Dataset content: Begin

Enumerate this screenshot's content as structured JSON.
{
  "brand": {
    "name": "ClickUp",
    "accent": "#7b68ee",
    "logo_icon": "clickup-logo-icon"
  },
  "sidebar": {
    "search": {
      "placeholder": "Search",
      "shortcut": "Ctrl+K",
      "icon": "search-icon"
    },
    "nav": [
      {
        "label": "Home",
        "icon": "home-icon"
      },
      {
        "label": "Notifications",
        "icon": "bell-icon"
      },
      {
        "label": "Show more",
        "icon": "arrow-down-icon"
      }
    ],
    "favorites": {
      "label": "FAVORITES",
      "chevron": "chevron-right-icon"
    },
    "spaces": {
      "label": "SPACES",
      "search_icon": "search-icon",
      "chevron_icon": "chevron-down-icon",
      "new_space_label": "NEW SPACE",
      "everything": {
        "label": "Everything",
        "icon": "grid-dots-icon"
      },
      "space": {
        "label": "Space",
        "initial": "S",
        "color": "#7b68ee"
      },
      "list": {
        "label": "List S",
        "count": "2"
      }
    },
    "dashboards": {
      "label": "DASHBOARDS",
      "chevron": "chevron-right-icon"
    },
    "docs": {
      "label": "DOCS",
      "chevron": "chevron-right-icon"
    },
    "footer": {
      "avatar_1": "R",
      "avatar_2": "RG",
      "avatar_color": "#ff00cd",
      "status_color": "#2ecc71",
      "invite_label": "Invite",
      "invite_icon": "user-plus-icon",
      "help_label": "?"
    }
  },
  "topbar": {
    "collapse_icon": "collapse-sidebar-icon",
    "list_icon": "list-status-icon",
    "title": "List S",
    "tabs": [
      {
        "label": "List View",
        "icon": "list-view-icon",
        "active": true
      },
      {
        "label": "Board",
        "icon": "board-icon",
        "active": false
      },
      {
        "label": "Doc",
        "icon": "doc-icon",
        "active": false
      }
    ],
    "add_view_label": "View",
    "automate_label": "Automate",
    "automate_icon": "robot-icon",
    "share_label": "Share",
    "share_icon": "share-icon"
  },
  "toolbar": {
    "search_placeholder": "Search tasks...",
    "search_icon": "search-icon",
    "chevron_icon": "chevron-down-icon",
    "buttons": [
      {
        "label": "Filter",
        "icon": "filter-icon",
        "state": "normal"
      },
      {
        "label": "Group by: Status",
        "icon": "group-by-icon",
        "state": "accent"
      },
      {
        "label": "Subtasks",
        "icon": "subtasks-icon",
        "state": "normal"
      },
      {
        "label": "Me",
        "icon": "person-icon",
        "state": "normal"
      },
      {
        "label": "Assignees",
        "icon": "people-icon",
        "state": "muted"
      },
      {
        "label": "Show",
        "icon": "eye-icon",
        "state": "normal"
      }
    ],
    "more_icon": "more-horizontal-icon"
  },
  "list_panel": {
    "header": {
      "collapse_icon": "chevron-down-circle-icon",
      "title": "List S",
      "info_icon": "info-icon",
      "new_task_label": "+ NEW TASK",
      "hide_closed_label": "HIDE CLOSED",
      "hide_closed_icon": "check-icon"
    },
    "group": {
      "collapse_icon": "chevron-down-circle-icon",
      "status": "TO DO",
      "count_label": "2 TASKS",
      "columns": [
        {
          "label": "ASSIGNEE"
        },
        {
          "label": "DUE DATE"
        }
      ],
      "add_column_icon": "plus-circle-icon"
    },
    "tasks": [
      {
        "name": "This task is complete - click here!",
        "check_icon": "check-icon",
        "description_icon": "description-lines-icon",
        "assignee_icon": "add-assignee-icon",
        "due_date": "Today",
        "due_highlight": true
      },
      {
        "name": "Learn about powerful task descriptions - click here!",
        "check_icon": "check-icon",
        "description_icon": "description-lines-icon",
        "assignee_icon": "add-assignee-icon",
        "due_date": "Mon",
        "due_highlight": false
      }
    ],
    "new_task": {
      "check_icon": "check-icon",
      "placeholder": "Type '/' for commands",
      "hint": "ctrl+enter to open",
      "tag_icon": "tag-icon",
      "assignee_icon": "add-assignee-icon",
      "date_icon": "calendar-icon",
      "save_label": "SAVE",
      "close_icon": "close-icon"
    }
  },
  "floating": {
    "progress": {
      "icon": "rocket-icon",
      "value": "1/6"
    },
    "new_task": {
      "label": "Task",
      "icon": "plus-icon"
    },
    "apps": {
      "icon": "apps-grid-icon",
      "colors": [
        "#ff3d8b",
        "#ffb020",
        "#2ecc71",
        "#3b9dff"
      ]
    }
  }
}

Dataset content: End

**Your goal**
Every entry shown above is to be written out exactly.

**Exercise response**
Enumerate this screenshot's content as structured JSON.
{
  "brand": {
    "name": "ClickUp",
    "accent": "#7b68ee",
    "logo_icon": "clickup-logo-icon"
  },
  "sidebar": {
    "search": {
      "placeholder": "Search",
      "shortcut": "Ctrl+K",
      "icon": "search-icon"
    },
    "nav": [
      {
        "label": "Home",
        "icon": "home-icon"
      },
      {
        "label": "Notifications",
        "icon": "bell-icon"
      },
      {
        "label": "Show more",
        "icon": "arrow-down-icon"
      }
    ],
    "favorites": {
      "label": "FAVORITES",
      "chevron": "chevron-right-icon"
    },
    "spaces": {
      "label": "SPACES",
      "search_icon": "search-icon",
      "chevron_icon": "chevron-down-icon",
      "new_space_label": "NEW SPACE",
      "everything": {
        "label": "Everything",
        "icon": "grid-dots-icon"
      },
      "space": {
        "label": "Space",
        "initial": "S",
        "color": "#7b68ee"
      },
      "list": {
        "label": "List S",
        "count": "2"
      }
    },
    "dashboards": {
      "label": "DASHBOARDS",
      "chevron": "chevron-right-icon"
    },
    "docs": {
      "label": "DOCS",
      "chevron": "chevron-right-icon"
    },
    "footer": {
      "avatar_1": "R",
      "avatar_2": "RG",
      "avatar_color": "#ff00cd",
      "status_color": "#2ecc71",
      "invite_label": "Invite",
      "invite_icon": "user-plus-icon",
      "help_label": "?"
    }
  },
  "topbar": {
    "collapse_icon": "collapse-sidebar-icon",
    "list_icon": "list-status-icon",
    "title": "List S",
    "tabs": [
      {
        "label": "List View",
        "icon": "list-view-icon",
        "active": true
      },
      {
        "label": "Board",
        "icon": "board-icon",
        "active": false
      },
      {
        "label": "Doc",
        "icon": "doc-icon",
        "active": false
      }
    ],
    "add_view_label": "View",
    "automate_label": "Automate",
    "automate_icon": "robot-icon",
    "share_label": "Share",
    "share_icon": "share-icon"
  },
  "toolbar": {
    "search_placeholder": "Search tasks...",
    "search_icon": "search-icon",
    "chevron_icon": "chevron-down-icon",
    "buttons": [
      {
        "label": "Filter",
        "icon": "filter-icon",
        "state": "normal"
      },
      {
        "label": "Group by: Status",
        "icon": "group-by-icon",
        "state": "accent"
      },
      {
        "label": "Subtasks",
        "icon": "subtasks-icon",
        "state": "normal"
      },
      {
        "label": "Me",
        "icon": "person-icon",
        "state": "normal"
      },
      {
        "label": "Assignees",
        "icon": "people-icon",
        "state": "muted"
      },
      {
        "label": "Show",
        "icon": "eye-icon",
        "state": "normal"
      }
    ],
    "more_icon": "more-horizontal-icon"
  },
  "list_panel": {
    "header": {
      "collapse_icon": "chevron-down-circle-icon",
      "title": "List S",
      "info_icon": "info-icon",
      "new_task_label": "+ NEW TASK",
      "hide_closed_label": "HIDE CLOSED",
      "hide_closed_icon": "check-icon"
    },
    "group": {
      "collapse_icon": "chevron-down-circle-icon",
      "status": "TO DO",
      "count_label": "2 TASKS",
      "columns": [
        {
          "label": "ASSIGNEE"
        },
        {
          "label": "DUE DATE"
        }
      ],
      "add_column_icon": "plus-circle-icon"
    },
    "tasks": [
      {
        "name": "This task is complete - click here!",
        "check_icon": "check-icon",
        "description_icon": "description-lines-icon",
        "assignee_icon": "add-assignee-icon",
        "due_date": "Today",
        "due_highlight": true
      },
      {
        "name": "Learn about powerful task descriptions - click here!",
        "check_icon": "check-icon",
        "description_icon": "description-lines-icon",
        "assignee_icon": "add-assignee-icon",
        "due_date": "Mon",
        "due_highlight": false
      }
    ],
    "new_task": {
      "check_icon": "check-icon",
      "placeholder": "Type '/' for commands",
      "hint": "ctrl+enter to open",
      "tag_icon": "tag-icon",
      "assignee_icon": "add-assignee-icon",
      "date_icon": "calendar-icon",
      "save_label": "SAVE",
      "close_icon": "close-icon"
    }
  },
  "floating": {
    "progress": {
      "icon": "rocket-icon",
      "value": "1/6"
    },
    "new_task": {
      "label": "Task",
      "icon": "plus-icon"
    },
    "apps": {
      "icon": "apps-grid-icon",
      "colors": [
        "#ff3d8b",
        "#ffb020",
        "#2ecc71",
        "#3b9dff"
      ]
    }
  }
}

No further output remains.